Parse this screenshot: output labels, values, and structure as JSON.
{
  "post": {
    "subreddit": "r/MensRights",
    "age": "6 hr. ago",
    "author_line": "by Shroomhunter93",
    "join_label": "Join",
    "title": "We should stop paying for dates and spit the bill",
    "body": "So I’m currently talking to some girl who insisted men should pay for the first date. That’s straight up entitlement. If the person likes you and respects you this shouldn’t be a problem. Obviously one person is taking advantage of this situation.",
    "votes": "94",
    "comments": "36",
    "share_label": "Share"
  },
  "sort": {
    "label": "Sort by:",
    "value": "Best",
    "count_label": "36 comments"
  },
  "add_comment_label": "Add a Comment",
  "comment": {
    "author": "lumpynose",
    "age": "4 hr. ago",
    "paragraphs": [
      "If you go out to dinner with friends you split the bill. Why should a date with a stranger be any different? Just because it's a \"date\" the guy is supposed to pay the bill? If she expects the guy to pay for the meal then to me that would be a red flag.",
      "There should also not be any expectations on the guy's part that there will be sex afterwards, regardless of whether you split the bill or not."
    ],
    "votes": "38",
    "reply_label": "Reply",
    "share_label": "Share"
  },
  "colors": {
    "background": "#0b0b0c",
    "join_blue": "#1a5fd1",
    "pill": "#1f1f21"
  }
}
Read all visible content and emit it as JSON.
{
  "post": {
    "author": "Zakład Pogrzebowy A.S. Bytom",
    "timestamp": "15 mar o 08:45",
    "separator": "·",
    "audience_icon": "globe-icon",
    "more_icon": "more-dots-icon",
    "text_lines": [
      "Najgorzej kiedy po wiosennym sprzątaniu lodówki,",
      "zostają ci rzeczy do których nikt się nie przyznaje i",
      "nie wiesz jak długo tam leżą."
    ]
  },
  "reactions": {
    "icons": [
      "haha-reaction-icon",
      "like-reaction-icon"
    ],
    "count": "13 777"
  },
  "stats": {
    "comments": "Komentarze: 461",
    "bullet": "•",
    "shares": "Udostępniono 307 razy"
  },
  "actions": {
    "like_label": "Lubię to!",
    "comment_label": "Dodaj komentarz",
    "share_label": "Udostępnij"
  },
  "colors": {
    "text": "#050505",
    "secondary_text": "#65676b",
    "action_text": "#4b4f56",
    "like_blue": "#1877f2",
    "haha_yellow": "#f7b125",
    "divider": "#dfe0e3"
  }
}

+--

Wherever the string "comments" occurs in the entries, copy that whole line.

Task answer =
    "comments": "36",
    "count_label": "36 comments"
    "comments": "Komentarze: 461",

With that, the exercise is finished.